“Epican can start growing tomorrow. Everyting Oil can start producing. We had to make sure the tripartite agreement and other issues were handled. Those have now been issued, and we signed the tripartite today, and so they are free to operate tomorrow,” Hyacinth Lightbourne, chairman of the Cannabis Licensing Authority, told Growth & Jobs after last Wednesday’s press conference in New Kingston.
“Granting means that the application committee has approved them to commence. The issuing means that they have now been handed their licences. We have a closed the loop system, so in this particular circumstance, we had to make sure that Everyting Oily purchased from someone who was a lawful licence owner. Thus, an agreement has to occur between all the parties,” Lightbourne disclosed.
She went on to explain just how the medicinal marijuana industry differed from other business operations.
“The other issue with regard to the tripartite agreement is that one of the requirements as per international regulations is that the CLA has to take custody of all raw products at some point in time. We did not wish to get involved in the business aspect of that. As such, all parties are present for the transfer of the product from the cultivator to the processor, and that’s part of the monitoring requirement that we have to undertake.”
Rory Liu, founder and chief executive officer of Everyting Oily, was glad that the mega-investment was finally beginning to pay off.
“My facility is all up and running since a year ago, and we just have to wait now for Epican, which is the other licensed to cultivate the ganja because it’s a closed-loop system. So they are the only ones I can currently deal with, and when the other cultivators come online, then there will be agreements with them, too, to buy ganja,” Liu told Growth & Jobs.
“My business model is ‘I’m just processing’. They (Epican) are going to be vertically integrated, but all I am going to be doing is processing and working with other cultivators. So the raw ganja, I’ll turn that into oil that then can be mixed into tinctures, sublinguals, topicals, lotions, and stuff like that, and any other medicinal items.
“I will more so sell in bulk so another licensed processor could buy the [ganja] oil in bulk, or if you are a spa you can buy it in bulk and then mix it into your own lotions, and stuff like that, for therapeutic purposes, if you have your formula.”
Epican will be much more involved in ganja process, as well as cultivation, Karibe McKenzie revealed.

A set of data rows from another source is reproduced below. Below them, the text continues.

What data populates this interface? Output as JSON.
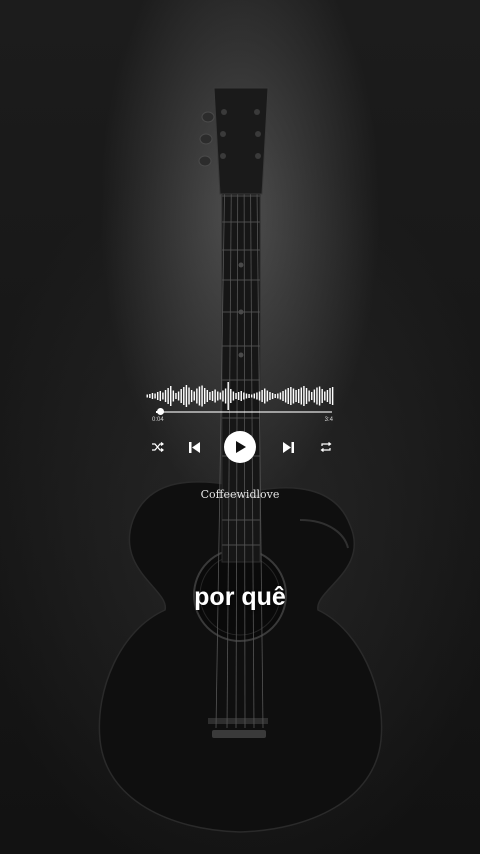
{
  "player": {
    "time_elapsed": "0:04",
    "time_total": "3:4",
    "progress": 0.02,
    "artist": "Coffeewidlove",
    "waveform": [
      3,
      4,
      6,
      5,
      8,
      10,
      7,
      12,
      16,
      20,
      11,
      6,
      9,
      14,
      18,
      22,
      17,
      12,
      9,
      15,
      19,
      21,
      16,
      12,
      8,
      10,
      13,
      9,
      7,
      11,
      15,
      28,
      14,
      9,
      6,
      8,
      10,
      7,
      5,
      4,
      3,
      5,
      7,
      9,
      12,
      15,
      11,
      8,
      6,
      4,
      5,
      7,
      10,
      13,
      16,
      18,
      15,
      12,
      14,
      17,
      20,
      16,
      11,
      8,
      13,
      17,
      19,
      14,
      9,
      12,
      16,
      18
    ]
  },
  "controls": {
    "shuffle_icon": "shuffle-icon",
    "previous_icon": "skip-previous-icon",
    "play_icon": "play-icon",
    "next_icon": "skip-next-icon",
    "repeat_icon": "repeat-icon"
  },
  "lyric": "por quê",
  "background_icon": "acoustic-guitar"
}
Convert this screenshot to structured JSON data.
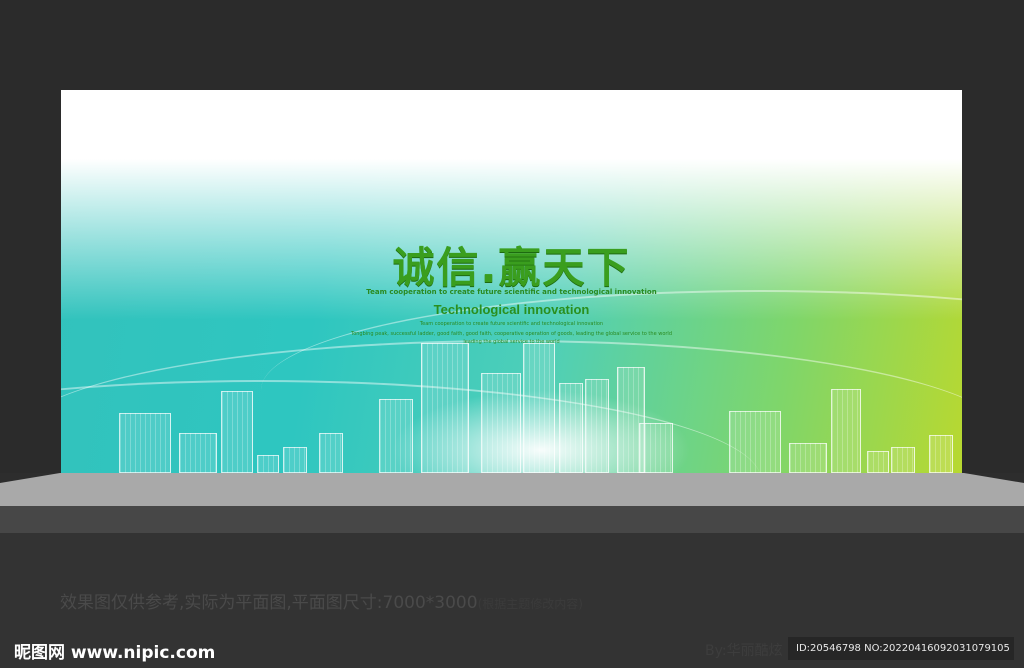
{
  "board": {
    "headline": "诚信.赢天下",
    "tagline_top": "Team cooperation to create future scientific and technological innovation",
    "subtitle": "Technological innovation",
    "line1": "Team cooperation to create future scientific and technological innovation",
    "line2": "Tongbing peak, successful ladder, good faith, good faith, cooperative operation of goods, leading the global service to the world",
    "line3": "leading the global service to the world"
  },
  "footer": {
    "note": "效果图仅供参考,实际为平面图,平面图尺寸:7000*3000",
    "note_faint": "(根据主题修改内容)",
    "logo": "昵图网 www.nipic.com",
    "by": "By:华丽酷炫",
    "id_line": "ID:20546798 NO:20220416092031079105"
  },
  "colors": {
    "headline": "#3a9e1e",
    "board_left": "#33c2bc",
    "board_right": "#b8d830",
    "background": "#2d2d2d"
  }
}
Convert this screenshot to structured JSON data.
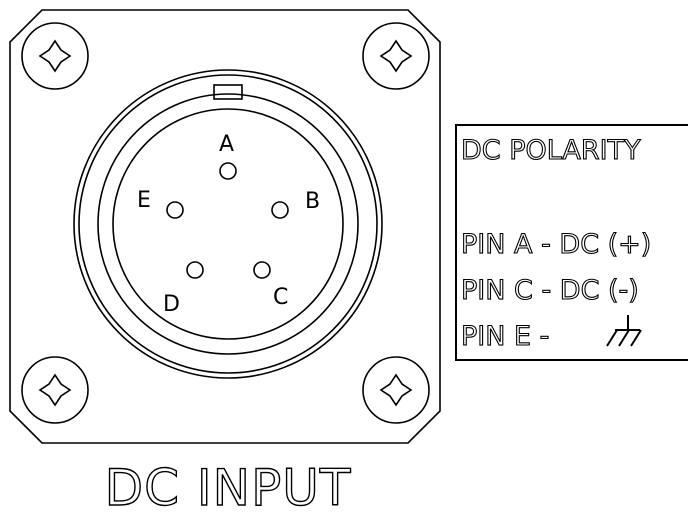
{
  "connector": {
    "pins": [
      {
        "id": "A",
        "label": "A"
      },
      {
        "id": "B",
        "label": "B"
      },
      {
        "id": "C",
        "label": "C"
      },
      {
        "id": "D",
        "label": "D"
      },
      {
        "id": "E",
        "label": "E"
      }
    ],
    "title": "DC INPUT"
  },
  "legend": {
    "heading": "DC POLARITY",
    "lines": {
      "pin_a": "PIN A - DC (+)",
      "pin_c": "PIN C - DC (-)",
      "pin_e": "PIN E -"
    },
    "ground_symbol": "chassis-ground-icon"
  },
  "colors": {
    "line": "#000000",
    "background": "#ffffff"
  }
}
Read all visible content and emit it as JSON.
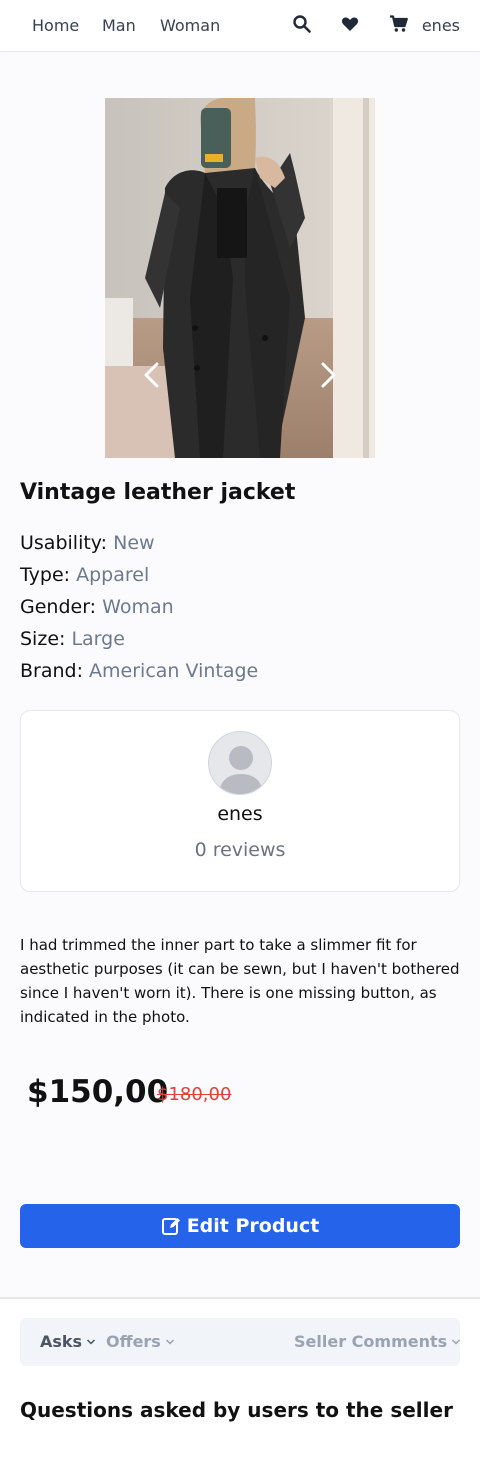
{
  "nav": {
    "links": [
      "Home",
      "Man",
      "Woman"
    ],
    "icons": [
      "search-icon",
      "heart-icon",
      "cart-icon"
    ],
    "username": "enes"
  },
  "carousel": {
    "slide_count": 4,
    "active_slide": 1
  },
  "product": {
    "title": "Vintage leather jacket",
    "specs": [
      {
        "label": "Usability:",
        "value": "New"
      },
      {
        "label": "Type:",
        "value": "Apparel"
      },
      {
        "label": "Gender:",
        "value": "Woman"
      },
      {
        "label": "Size:",
        "value": "Large"
      },
      {
        "label": "Brand:",
        "value": "American Vintage"
      }
    ],
    "description": "I had trimmed the inner part to take a slimmer fit for aesthetic purposes (it can be sewn, but I haven't bothered since I haven't worn it). There is one missing button, as indicated in the photo.",
    "price": "$150,00",
    "old_price": "$180,00"
  },
  "seller": {
    "name": "enes",
    "reviews": "0 reviews"
  },
  "actions": {
    "edit_label": "Edit Product"
  },
  "tabs": [
    {
      "label": "Asks"
    },
    {
      "label": "Offers"
    },
    {
      "label": "Seller Comments"
    }
  ],
  "questions": {
    "title": "Questions asked by users to the seller"
  },
  "colors": {
    "primary": "#2563eb",
    "old_price": "#e53e3e",
    "muted": "#6b7a90"
  }
}
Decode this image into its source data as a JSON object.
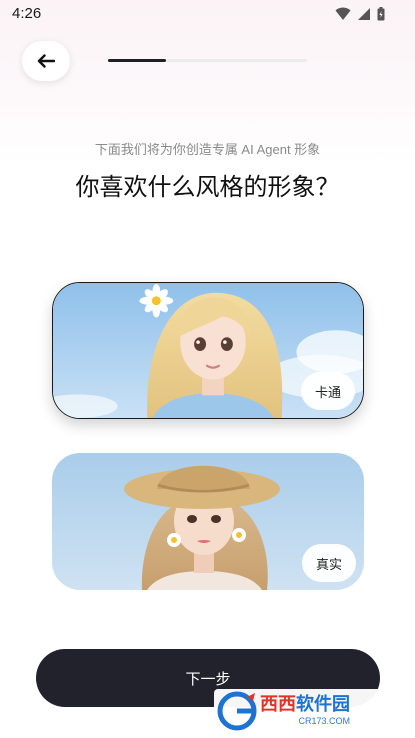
{
  "status_bar": {
    "time": "4:26",
    "icons": [
      "wifi-icon",
      "signal-icon",
      "battery-icon"
    ]
  },
  "header": {
    "back_icon": "arrow-left-icon",
    "progress": 0.29
  },
  "intro": {
    "subtitle": "下面我们将为你创造专属 AI Agent 形象",
    "title": "你喜欢什么风格的形象？"
  },
  "styles": [
    {
      "label": "卡通",
      "selected": true
    },
    {
      "label": "真实",
      "selected": false
    }
  ],
  "footer": {
    "next_label": "下一步"
  },
  "watermark": {
    "name_part1": "西西",
    "name_part2": "软件园",
    "url": "CR173.COM"
  },
  "colors": {
    "primary_dark": "#22222c",
    "subtitle_gray": "#8a8a8a",
    "watermark_blue": "#1e73d2",
    "watermark_red": "#e2332b"
  }
}
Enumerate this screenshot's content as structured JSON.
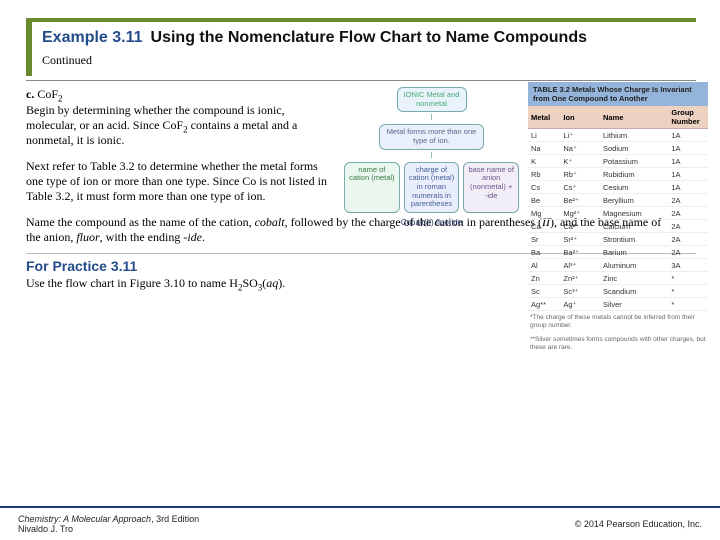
{
  "header": {
    "example_label": "Example 3.11",
    "title": "Using the Nomenclature Flow Chart to Name Compounds",
    "continued": "Continued"
  },
  "part_c": {
    "label": "c.",
    "formula_prefix": "Co",
    "formula_anion": "F",
    "formula_sub": "2",
    "p1a": "Begin by determining whether the compound is ionic, molecular, or an acid. Since Co",
    "p1b": " contains a metal and a nonmetal, it is ionic.",
    "p2": "Next refer to Table 3.2 to determine whether the metal forms one type of ion or more than one type. Since Co is not listed in Table 3.2, it must form more than one type of ion.",
    "p3a": "Name the compound as the name of the cation, ",
    "p3b": "cobalt",
    "p3c": ", followed by the charge of the cation in parentheses (",
    "p3d": "II",
    "p3e": "), and the base name of the anion, ",
    "p3f": "fluor",
    "p3g": ", with the ending -",
    "p3h": "ide",
    "p3i": "."
  },
  "flowchart": {
    "top": "IONIC\nMetal and nonmetal",
    "mid": "Metal forms more than one type of ion.",
    "left": "name of cation (metal)",
    "center": "charge of cation (metal) in roman numerals in parentheses",
    "right": "base name of anion (nonmetal) + -ide",
    "result": "Cobalt(II) fluoride"
  },
  "table": {
    "title": "TABLE 3.2  Metals Whose Charge Is Invariant from One Compound to Another",
    "headers": [
      "Metal",
      "Ion",
      "Name",
      "Group Number"
    ],
    "rows": [
      [
        "Li",
        "Li⁺",
        "Lithium",
        "1A"
      ],
      [
        "Na",
        "Na⁺",
        "Sodium",
        "1A"
      ],
      [
        "K",
        "K⁺",
        "Potassium",
        "1A"
      ],
      [
        "Rb",
        "Rb⁺",
        "Rubidium",
        "1A"
      ],
      [
        "Cs",
        "Cs⁺",
        "Cesium",
        "1A"
      ],
      [
        "Be",
        "Be²⁺",
        "Beryllium",
        "2A"
      ],
      [
        "Mg",
        "Mg²⁺",
        "Magnesium",
        "2A"
      ],
      [
        "Ca",
        "Ca²⁺",
        "Calcium",
        "2A"
      ],
      [
        "Sr",
        "Sr²⁺",
        "Strontium",
        "2A"
      ],
      [
        "Ba",
        "Ba²⁺",
        "Barium",
        "2A"
      ],
      [
        "Al",
        "Al³⁺",
        "Aluminum",
        "3A"
      ],
      [
        "Zn",
        "Zn²⁺",
        "Zinc",
        "*"
      ],
      [
        "Sc",
        "Sc³⁺",
        "Scandium",
        "*"
      ],
      [
        "Ag**",
        "Ag⁺",
        "Silver",
        "*"
      ]
    ],
    "foot1": "*The charge of these metals cannot be inferred from their group number.",
    "foot2": "**Silver sometimes forms compounds with other charges, but these are rare."
  },
  "practice": {
    "heading": "For Practice 3.11",
    "text_a": "Use the flow chart in Figure 3.10 to name H",
    "sub1": "2",
    "text_b": "SO",
    "sub2": "3",
    "text_c": "(",
    "aq": "aq",
    "text_d": ")."
  },
  "footer": {
    "book": "Chemistry: A Molecular Approach",
    "edition": ", 3rd Edition",
    "author": "Nivaldo J. Tro",
    "copyright": "© 2014 Pearson Education, Inc."
  }
}
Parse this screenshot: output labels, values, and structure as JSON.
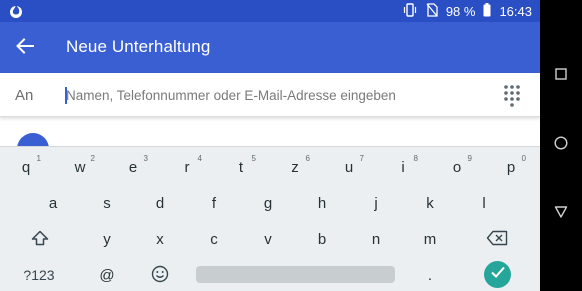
{
  "status_bar": {
    "battery": "98 %",
    "time": "16:43",
    "icons": [
      "fire-icon",
      "vibrate-icon",
      "no-sim-icon",
      "battery-icon"
    ]
  },
  "app_bar": {
    "title": "Neue Unterhaltung",
    "back_icon": "arrow-back-icon"
  },
  "recipient": {
    "label": "An",
    "placeholder": "Namen, Telefonnummer oder E-Mail-Adresse eingeben",
    "value": "",
    "dialpad_icon": "dialpad-icon"
  },
  "keyboard": {
    "row1": [
      {
        "key": "q",
        "hint": "1"
      },
      {
        "key": "w",
        "hint": "2"
      },
      {
        "key": "e",
        "hint": "3"
      },
      {
        "key": "r",
        "hint": "4"
      },
      {
        "key": "t",
        "hint": "5"
      },
      {
        "key": "z",
        "hint": "6"
      },
      {
        "key": "u",
        "hint": "7"
      },
      {
        "key": "i",
        "hint": "8"
      },
      {
        "key": "o",
        "hint": "9"
      },
      {
        "key": "p",
        "hint": "0"
      }
    ],
    "row2": [
      "a",
      "s",
      "d",
      "f",
      "g",
      "h",
      "j",
      "k",
      "l"
    ],
    "row3": [
      "y",
      "x",
      "c",
      "v",
      "b",
      "n",
      "m"
    ],
    "row4": {
      "symbols_label": "?123",
      "at_label": "@",
      "period_label": "."
    },
    "accent_color": "#26a69a"
  },
  "colors": {
    "app_bar": "#3a5fd3",
    "status_bar": "#2a4fc4"
  }
}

“The licence we received is to cultivate, so we can begin setting up their plants and begin growing. Our company will be doing our own processing and retailing also, eventually, when we get those licences. We have three more we are waiting on – processing, retail and research and development.”